5 W. A. Kalender, M. Beister, J. M. Boone, D. Kolditz, S. V Vollmar, and M. C. C. Weigel, ‘High-resolution spiral CT of the breast at very low dose: concept and feasibility considerations’, Eur. Radiol., vol. 22, no. 1, pp. 1–8, Jan. 2012
6 T. Weitkamp et al., ‘X-ray phase imaging with a grating interferometer’, Opt. Express, vol. 13, no. 16, pp. 6296–304, Aug. 2005
7 J. Vila-Comamala et al., ‘High Sensitivity X-ray Phase Contrast Imaging by Laboratory Grating-based Interferometry at High Talbot Order Geometry’, Opt. Express, vol. 29, no. 2, pp. 2049–2064, Dec. 2021

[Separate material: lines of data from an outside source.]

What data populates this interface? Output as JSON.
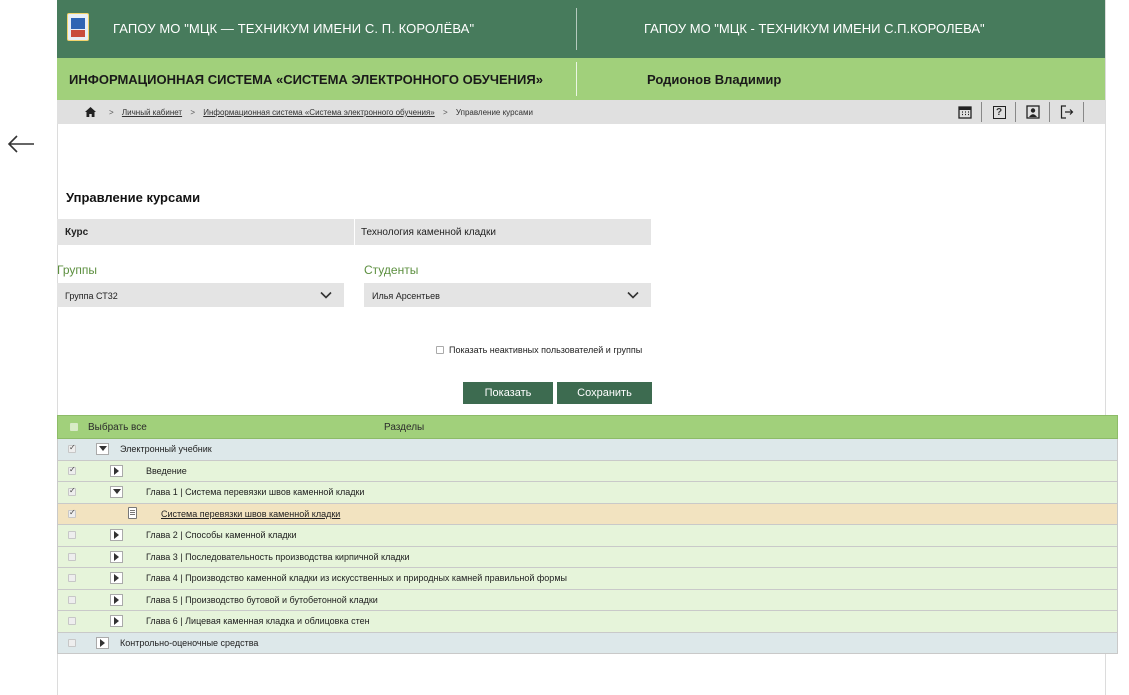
{
  "header": {
    "org_left": "ГАПОУ МО \"МЦК — ТЕХНИКУМ ИМЕНИ С. П. КОРОЛЁВА\"",
    "org_right": "ГАПОУ МО \"МЦК - ТЕХНИКУМ ИМЕНИ С.П.КОРОЛЕВА\"",
    "system_title": "ИНФОРМАЦИОННАЯ СИСТЕМА «СИСТЕМА ЭЛЕКТРОННОГО ОБУЧЕНИЯ»",
    "user_name": "Родионов Владимир"
  },
  "breadcrumb": {
    "items": [
      "Личный кабинет",
      "Информационная система «Система электронного обучения»",
      "Управление курсами"
    ],
    "separator": ">"
  },
  "toolbar": {
    "icons": [
      "calendar-icon",
      "help-icon",
      "profile-icon",
      "logout-icon"
    ],
    "help_glyph": "?"
  },
  "page": {
    "title": "Управление курсами",
    "course_label": "Курс",
    "course_value": "Технология каменной кладки",
    "groups_label": "Группы",
    "groups_selected": "Группа СТ32",
    "students_label": "Студенты",
    "students_selected": "Илья Арсентьев",
    "show_inactive_label": "Показать неактивных пользователей и группы",
    "show_inactive_checked": false,
    "show_button": "Показать",
    "save_button": "Сохранить"
  },
  "tree": {
    "select_all_label": "Выбрать все",
    "sections_header": "Разделы",
    "rows": [
      {
        "label": "Электронный учебник",
        "checked": true,
        "toggle": "expanded",
        "level": 0,
        "style": "gray"
      },
      {
        "label": "Введение",
        "checked": true,
        "toggle": "collapsed",
        "level": 1,
        "style": "green"
      },
      {
        "label": "Глава 1 | Система перевязки швов каменной кладки",
        "checked": true,
        "toggle": "expanded",
        "level": 1,
        "style": "green"
      },
      {
        "label": "Система перевязки швов каменной кладки",
        "checked": true,
        "toggle": "document",
        "level": 2,
        "style": "yellow"
      },
      {
        "label": "Глава 2 | Способы каменной кладки",
        "checked": false,
        "toggle": "collapsed",
        "level": 1,
        "style": "green"
      },
      {
        "label": "Глава 3 | Последовательность производства кирпичной кладки",
        "checked": false,
        "toggle": "collapsed",
        "level": 1,
        "style": "green"
      },
      {
        "label": "Глава 4 | Производство каменной кладки из искусственных и природных камней правильной формы",
        "checked": false,
        "toggle": "collapsed",
        "level": 1,
        "style": "green"
      },
      {
        "label": "Глава 5 | Производство бутовой и бутобетонной кладки",
        "checked": false,
        "toggle": "collapsed",
        "level": 1,
        "style": "green"
      },
      {
        "label": "Глава 6 | Лицевая каменная кладка и облицовка стен",
        "checked": false,
        "toggle": "collapsed",
        "level": 1,
        "style": "green"
      },
      {
        "label": "Контрольно-оценочные средства",
        "checked": false,
        "toggle": "collapsed",
        "level": 0,
        "style": "gray"
      }
    ]
  },
  "colors": {
    "header_dark": "#477b5c",
    "header_light": "#a1d07b",
    "button": "#3d6b50",
    "label_green": "#5c8f3f"
  }
}
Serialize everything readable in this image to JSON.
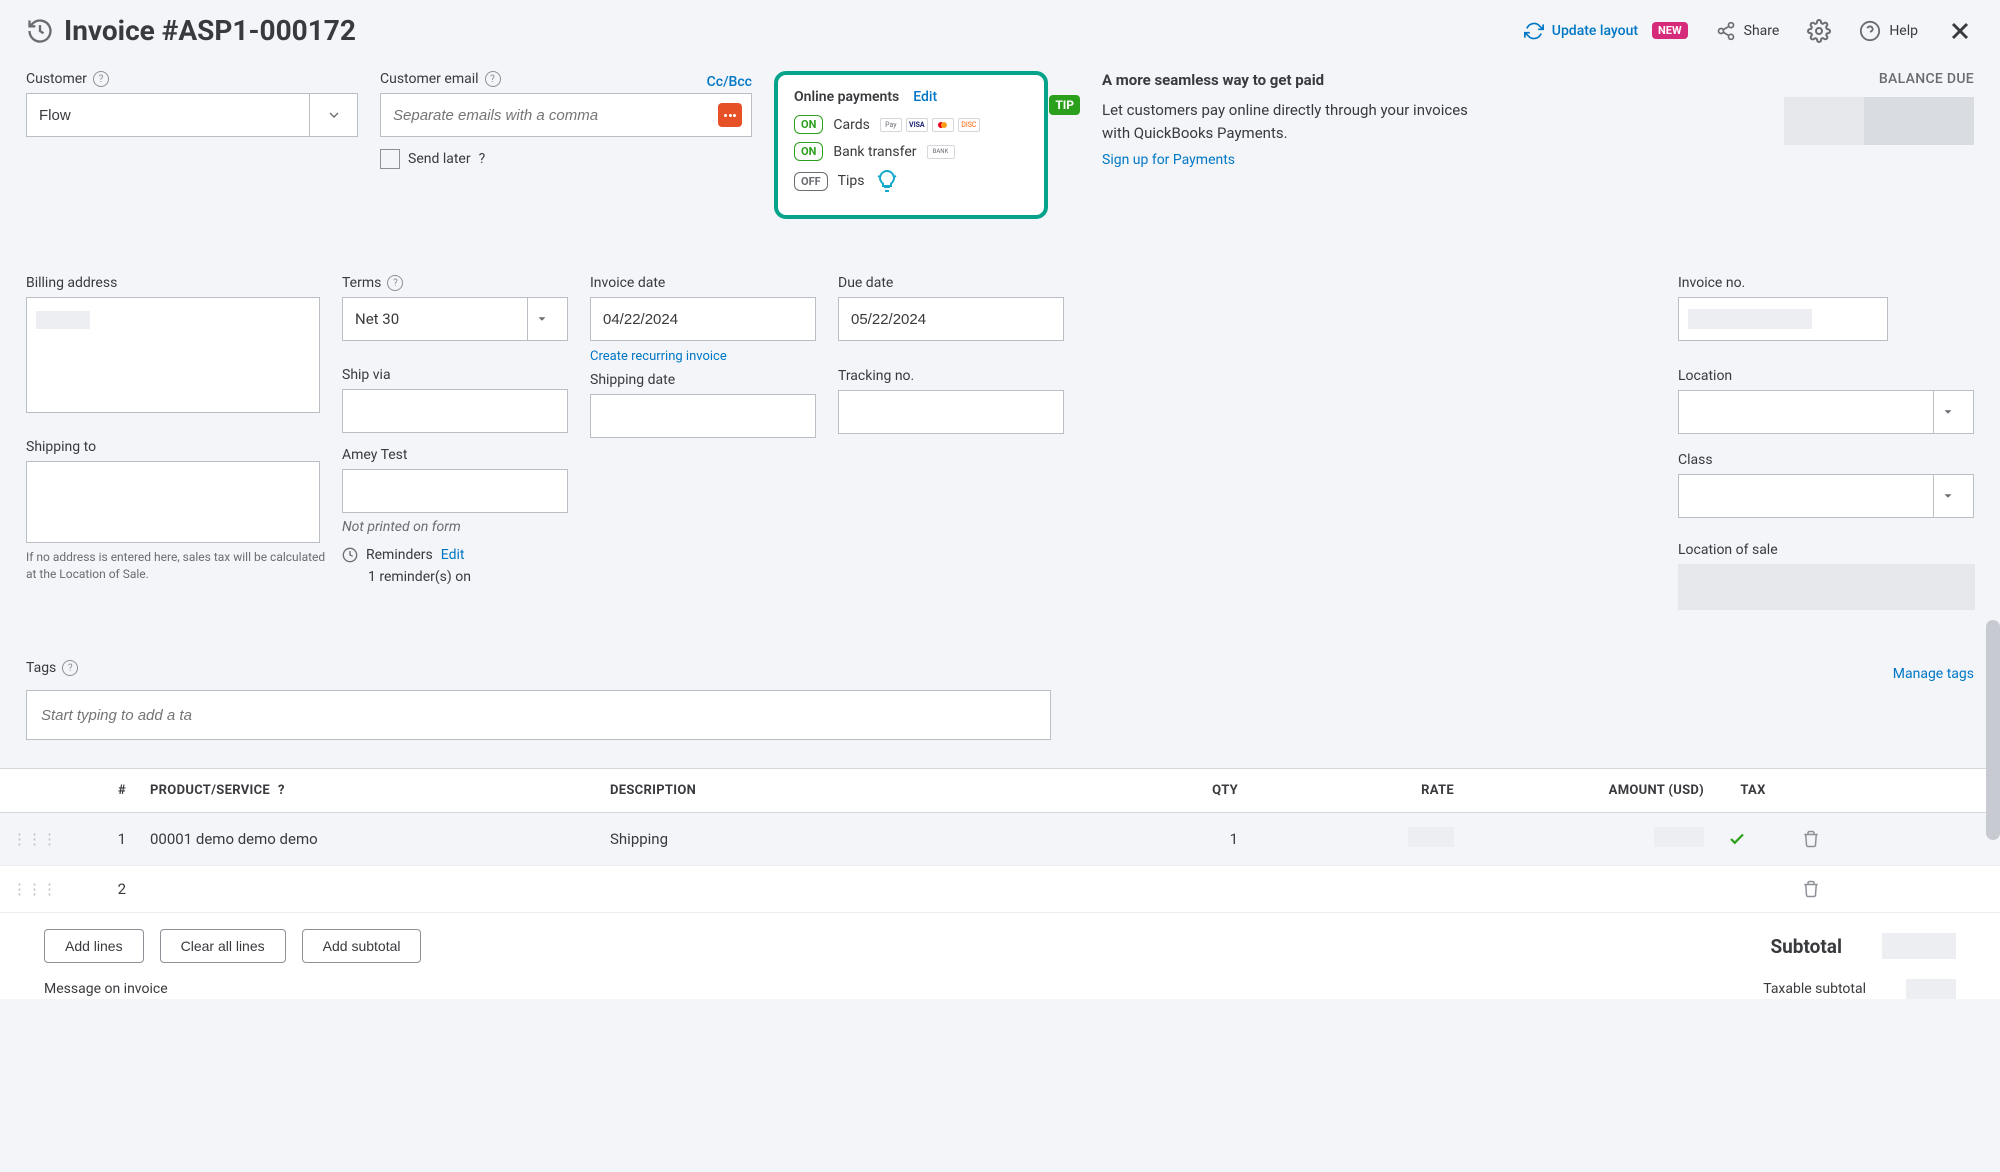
{
  "header": {
    "title": "Invoice #ASP1-000172",
    "update_layout": "Update layout",
    "new_badge": "NEW",
    "share": "Share",
    "help": "Help"
  },
  "customer": {
    "label": "Customer",
    "value": "Flow"
  },
  "email": {
    "label": "Customer email",
    "ccbcc": "Cc/Bcc",
    "placeholder": "Separate emails with a comma",
    "send_later": "Send later"
  },
  "payments": {
    "heading": "Online payments",
    "edit": "Edit",
    "tip": "TIP",
    "cards": "Cards",
    "bank": "Bank transfer",
    "tips": "Tips",
    "on": "ON",
    "off": "OFF",
    "card_brands": [
      "Pay",
      "VISA",
      "MC",
      "DISC"
    ],
    "bank_badge": "BANK"
  },
  "promo": {
    "title": "A more seamless way to get paid",
    "body": "Let customers pay online directly through your invoices with QuickBooks Payments.",
    "link": "Sign up for Payments"
  },
  "balance": {
    "label": "BALANCE DUE"
  },
  "fields": {
    "billing_address": "Billing address",
    "terms": "Terms",
    "terms_value": "Net 30",
    "invoice_date": "Invoice date",
    "invoice_date_value": "04/22/2024",
    "due_date": "Due date",
    "due_date_value": "05/22/2024",
    "invoice_no": "Invoice no.",
    "create_recurring": "Create recurring invoice",
    "ship_via": "Ship via",
    "shipping_date": "Shipping date",
    "tracking_no": "Tracking no.",
    "location": "Location",
    "shipping_to": "Shipping to",
    "shipping_note": "If no address is entered here, sales tax will be calculated at the Location of Sale.",
    "amey_test": "Amey Test",
    "not_printed": "Not printed on form",
    "class": "Class",
    "reminders": "Reminders",
    "reminders_edit": "Edit",
    "reminders_count": "1 reminder(s) on",
    "location_of_sale": "Location of sale"
  },
  "tags": {
    "label": "Tags",
    "manage": "Manage tags",
    "placeholder": "Start typing to add a ta"
  },
  "table": {
    "headers": {
      "num": "#",
      "product": "PRODUCT/SERVICE",
      "description": "DESCRIPTION",
      "qty": "QTY",
      "rate": "RATE",
      "amount": "AMOUNT (USD)",
      "tax": "TAX"
    },
    "rows": [
      {
        "num": "1",
        "product": "00001 demo demo demo",
        "description": "Shipping",
        "qty": "1",
        "tax_checked": true
      },
      {
        "num": "2",
        "product": "",
        "description": "",
        "qty": "",
        "tax_checked": false
      }
    ],
    "add_lines": "Add lines",
    "clear_all": "Clear all lines",
    "add_subtotal": "Add subtotal"
  },
  "totals": {
    "subtotal": "Subtotal",
    "taxable_subtotal": "Taxable subtotal"
  },
  "message": {
    "label": "Message on invoice"
  }
}
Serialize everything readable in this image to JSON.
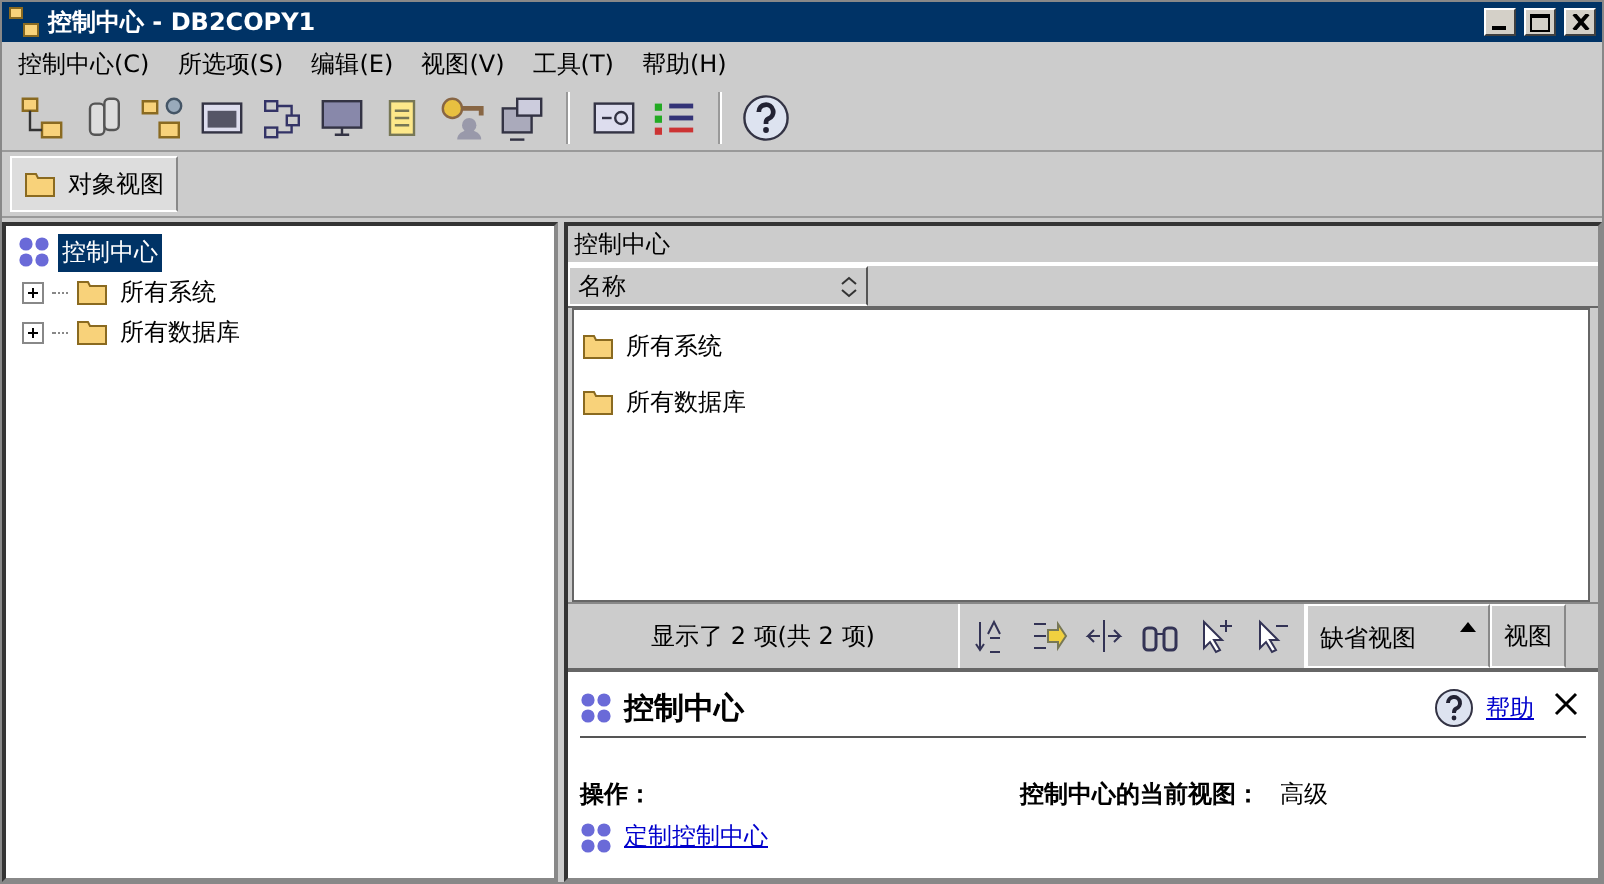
{
  "window": {
    "title": "控制中心 - DB2COPY1"
  },
  "menu": [
    "控制中心(C)",
    "所选项(S)",
    "编辑(E)",
    "视图(V)",
    "工具(T)",
    "帮助(H)"
  ],
  "tabs": [
    {
      "label": "对象视图",
      "selected": true
    }
  ],
  "tree": {
    "label": "控制中心",
    "selected": true,
    "children": [
      {
        "label": "所有系统",
        "expanded": false,
        "selected": false
      },
      {
        "label": "所有数据库",
        "expanded": false,
        "selected": false
      }
    ]
  },
  "content": {
    "breadcrumb": "控制中心",
    "columns": [
      "名称"
    ],
    "rows": [
      {
        "name": "所有系统",
        "selected": false
      },
      {
        "name": "所有数据库",
        "selected": false
      }
    ],
    "status": "显示了 2 项(共 2 项)",
    "view_dropdown": "缺省视图",
    "view_button": "视图"
  },
  "details": {
    "title": "控制中心",
    "help_link": "帮助",
    "actions_label": "操作：",
    "action_link": "定制控制中心",
    "current_view_label": "控制中心的当前视图：",
    "current_view_value": "高级"
  }
}
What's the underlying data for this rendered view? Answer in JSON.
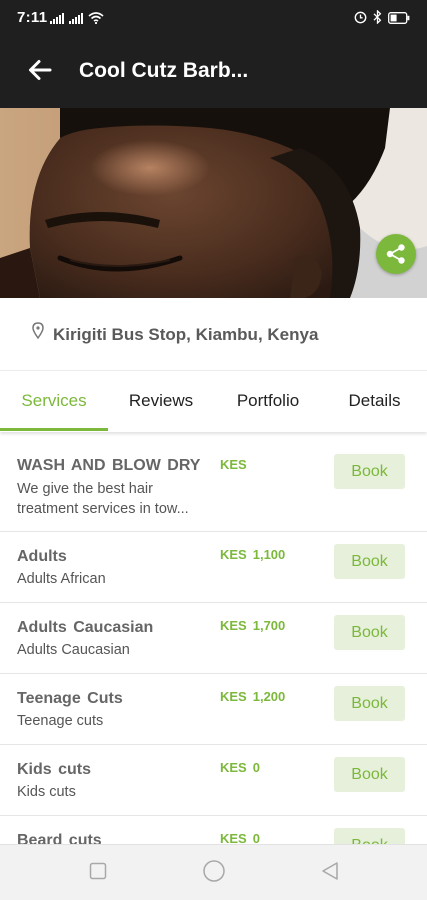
{
  "status_bar": {
    "time": "7:11",
    "signal_icon": "signal-bars-icon",
    "wifi_icon": "wifi-icon",
    "alarm_icon": "alarm-icon",
    "bluetooth_icon": "bluetooth-icon",
    "battery_icon": "battery-icon"
  },
  "app_bar": {
    "back_icon": "arrow-left-icon",
    "title": "Cool Cutz Barb..."
  },
  "hero": {
    "image": "barber-haircut-photo",
    "share_icon": "share-icon"
  },
  "location": {
    "icon": "map-pin-icon",
    "text": "Kirigiti Bus Stop, Kiambu, Kenya"
  },
  "tabs": [
    {
      "label": "Services",
      "active": true
    },
    {
      "label": "Reviews",
      "active": false
    },
    {
      "label": "Portfolio",
      "active": false
    },
    {
      "label": "Details",
      "active": false
    }
  ],
  "services": [
    {
      "name": "WASH AND BLOW DRY",
      "description": "We give the best hair treatment services in tow...",
      "currency": "KES",
      "price": "",
      "book_label": "Book"
    },
    {
      "name": "Adults",
      "description": "Adults African",
      "currency": "KES",
      "price": "1,100",
      "book_label": "Book"
    },
    {
      "name": "Adults  Caucasian",
      "description": "Adults Caucasian",
      "currency": "KES",
      "price": "1,700",
      "book_label": "Book"
    },
    {
      "name": "Teenage  Cuts",
      "description": "Teenage cuts",
      "currency": "KES",
      "price": "1,200",
      "book_label": "Book"
    },
    {
      "name": "Kids  cuts",
      "description": "Kids  cuts",
      "currency": "KES",
      "price": "0",
      "book_label": "Book"
    },
    {
      "name": "Beard  cuts",
      "description": "",
      "currency": "KES",
      "price": "0",
      "book_label": "Book"
    }
  ],
  "nav_bar": {
    "recents_icon": "square-recents-icon",
    "home_icon": "circle-home-icon",
    "back_icon": "triangle-back-icon"
  },
  "colors": {
    "accent": "#7cb83b",
    "book_bg": "#e6f0db",
    "bar_bg": "#1f1f1f"
  }
}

8 C. Arboleda et al., ‘Towards clinical grating-interferometry mammography’, Eur. Radiol., vol. 30, no. 3, pp. 1419–1425, Mar. 2020
Please note, this article will also appear in the fifth edition of our quarterly publication.